The Nonprofit Times recently reported on the overall giving numbers for 2022: Individual giving, when adjusted for inflation, was down 13%.
To quote the Giving USA Annual Report on Philanthropy, “Inflation, economic uncertainty, individuals returning to previous giving levels after the pandemic surge and the decline in the number of donors are the key culprits in the drop.” But we already knew that 2022 was a soft year. Most of the Strategic Growth Analyses we have completed this year for our clients have shown similar declines.
My economic forecast of 2023 back in highlighted these same issues.
And how do I feel now, midway through 2023?
Actually, I am more optimistic.
There are several reasons I feel good about this fall. The latest inflation numbers are much better than they were a year ago. The price of gas and eggs, two common data points for most households, are down. Employment and job growth have remained strong. The stock market – at the time of writing this blog – seems to be on a mini bull-run. And, lastly, the “regression to the mean” I’ve been talking about (that donor metrics giving post-pandemic would eventually return to pandemic levels) has already occurred.
All this suggests to me that the fall of 2023 will be a rebound year for individual giving.

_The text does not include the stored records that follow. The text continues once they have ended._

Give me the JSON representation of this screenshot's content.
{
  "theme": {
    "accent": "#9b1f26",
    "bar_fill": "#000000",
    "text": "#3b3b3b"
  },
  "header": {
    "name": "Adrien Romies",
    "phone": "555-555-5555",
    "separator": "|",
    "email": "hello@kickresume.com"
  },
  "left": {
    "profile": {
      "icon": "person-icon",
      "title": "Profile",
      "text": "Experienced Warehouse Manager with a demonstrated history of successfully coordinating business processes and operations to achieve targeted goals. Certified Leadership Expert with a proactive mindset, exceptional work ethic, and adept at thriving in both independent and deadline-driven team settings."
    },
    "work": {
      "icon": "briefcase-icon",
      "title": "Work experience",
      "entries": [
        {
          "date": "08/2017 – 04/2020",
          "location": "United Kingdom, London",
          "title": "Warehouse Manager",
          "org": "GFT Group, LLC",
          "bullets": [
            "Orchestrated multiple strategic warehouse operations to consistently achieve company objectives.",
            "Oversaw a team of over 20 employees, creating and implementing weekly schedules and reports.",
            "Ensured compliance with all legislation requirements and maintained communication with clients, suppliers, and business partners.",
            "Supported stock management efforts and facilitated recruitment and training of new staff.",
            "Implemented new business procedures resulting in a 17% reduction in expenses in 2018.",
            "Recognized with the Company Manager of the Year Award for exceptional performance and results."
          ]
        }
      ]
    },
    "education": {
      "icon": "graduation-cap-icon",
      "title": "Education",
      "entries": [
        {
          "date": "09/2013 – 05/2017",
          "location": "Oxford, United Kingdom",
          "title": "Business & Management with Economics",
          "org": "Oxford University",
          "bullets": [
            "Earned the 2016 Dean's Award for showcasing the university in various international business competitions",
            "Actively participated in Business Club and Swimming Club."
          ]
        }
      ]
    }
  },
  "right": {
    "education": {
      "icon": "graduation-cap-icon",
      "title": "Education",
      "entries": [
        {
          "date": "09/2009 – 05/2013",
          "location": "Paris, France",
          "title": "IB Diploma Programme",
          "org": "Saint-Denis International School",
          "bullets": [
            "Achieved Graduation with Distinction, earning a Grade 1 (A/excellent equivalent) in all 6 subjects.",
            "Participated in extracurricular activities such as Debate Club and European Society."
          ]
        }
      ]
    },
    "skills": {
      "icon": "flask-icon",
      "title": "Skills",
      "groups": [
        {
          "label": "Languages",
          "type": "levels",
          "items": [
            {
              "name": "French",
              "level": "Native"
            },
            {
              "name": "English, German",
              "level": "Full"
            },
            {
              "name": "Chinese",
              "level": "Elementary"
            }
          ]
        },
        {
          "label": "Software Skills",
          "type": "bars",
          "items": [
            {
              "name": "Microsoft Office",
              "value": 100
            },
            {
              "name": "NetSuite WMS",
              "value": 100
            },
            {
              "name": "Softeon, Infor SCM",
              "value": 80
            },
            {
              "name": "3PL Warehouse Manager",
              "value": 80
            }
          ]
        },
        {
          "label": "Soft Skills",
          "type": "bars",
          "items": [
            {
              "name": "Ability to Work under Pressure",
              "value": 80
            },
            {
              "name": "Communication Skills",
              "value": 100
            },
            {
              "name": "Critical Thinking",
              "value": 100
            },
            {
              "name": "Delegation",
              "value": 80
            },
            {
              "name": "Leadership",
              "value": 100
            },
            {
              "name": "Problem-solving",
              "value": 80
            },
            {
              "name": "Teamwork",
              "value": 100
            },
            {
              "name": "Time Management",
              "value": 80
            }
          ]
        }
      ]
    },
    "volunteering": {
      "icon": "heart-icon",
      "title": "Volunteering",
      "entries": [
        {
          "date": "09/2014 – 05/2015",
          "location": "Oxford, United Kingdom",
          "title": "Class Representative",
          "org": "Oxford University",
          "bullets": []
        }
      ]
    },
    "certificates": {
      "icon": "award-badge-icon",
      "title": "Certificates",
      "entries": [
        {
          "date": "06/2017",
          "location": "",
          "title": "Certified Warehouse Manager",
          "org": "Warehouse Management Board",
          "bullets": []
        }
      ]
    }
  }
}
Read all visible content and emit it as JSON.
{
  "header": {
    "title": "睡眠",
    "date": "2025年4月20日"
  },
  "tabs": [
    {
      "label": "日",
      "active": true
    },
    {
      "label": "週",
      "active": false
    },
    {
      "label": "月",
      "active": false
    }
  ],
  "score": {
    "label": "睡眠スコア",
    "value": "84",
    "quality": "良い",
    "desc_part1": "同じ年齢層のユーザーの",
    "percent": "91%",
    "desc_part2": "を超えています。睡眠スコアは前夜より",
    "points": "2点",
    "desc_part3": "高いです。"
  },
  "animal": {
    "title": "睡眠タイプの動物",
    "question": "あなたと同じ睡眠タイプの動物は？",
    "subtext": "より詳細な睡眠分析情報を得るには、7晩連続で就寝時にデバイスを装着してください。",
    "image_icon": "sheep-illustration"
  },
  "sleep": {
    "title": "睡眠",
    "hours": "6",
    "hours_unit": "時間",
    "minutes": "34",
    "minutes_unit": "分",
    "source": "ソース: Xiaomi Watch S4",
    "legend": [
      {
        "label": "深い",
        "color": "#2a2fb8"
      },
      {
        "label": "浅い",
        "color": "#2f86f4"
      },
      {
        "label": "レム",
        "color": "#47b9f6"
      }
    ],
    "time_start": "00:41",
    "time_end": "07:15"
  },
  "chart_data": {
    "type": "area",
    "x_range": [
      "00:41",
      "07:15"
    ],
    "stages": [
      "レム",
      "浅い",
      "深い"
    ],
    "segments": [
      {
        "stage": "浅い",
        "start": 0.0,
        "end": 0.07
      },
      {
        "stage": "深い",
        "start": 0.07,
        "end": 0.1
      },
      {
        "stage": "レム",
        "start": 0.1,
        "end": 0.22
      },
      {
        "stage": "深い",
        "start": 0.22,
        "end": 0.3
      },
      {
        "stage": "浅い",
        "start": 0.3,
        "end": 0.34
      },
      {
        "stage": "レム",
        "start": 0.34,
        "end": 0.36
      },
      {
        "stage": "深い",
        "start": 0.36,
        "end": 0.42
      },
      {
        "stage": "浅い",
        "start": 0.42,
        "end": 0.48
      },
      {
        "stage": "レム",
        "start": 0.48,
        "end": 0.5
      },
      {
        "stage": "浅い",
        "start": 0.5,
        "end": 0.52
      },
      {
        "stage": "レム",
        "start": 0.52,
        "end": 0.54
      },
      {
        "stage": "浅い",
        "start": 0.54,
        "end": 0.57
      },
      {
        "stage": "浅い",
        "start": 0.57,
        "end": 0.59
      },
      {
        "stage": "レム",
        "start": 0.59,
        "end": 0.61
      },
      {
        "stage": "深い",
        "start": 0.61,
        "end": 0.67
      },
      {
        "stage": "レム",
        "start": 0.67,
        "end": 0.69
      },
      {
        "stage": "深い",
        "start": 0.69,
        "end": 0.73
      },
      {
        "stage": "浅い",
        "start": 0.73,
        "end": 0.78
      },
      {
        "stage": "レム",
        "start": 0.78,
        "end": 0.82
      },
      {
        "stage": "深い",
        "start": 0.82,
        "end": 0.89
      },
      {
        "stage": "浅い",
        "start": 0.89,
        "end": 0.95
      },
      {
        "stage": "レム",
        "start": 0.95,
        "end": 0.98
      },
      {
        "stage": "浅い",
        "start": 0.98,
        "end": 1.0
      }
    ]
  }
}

That means, it is not time to pull-back in your cultivation and acquisition budgets. One of the consistent truths in my 25-years in this business is that the organizations that get hurt the worst are ones that try to outguess the market and cut their fundraising budgets. That trick never works.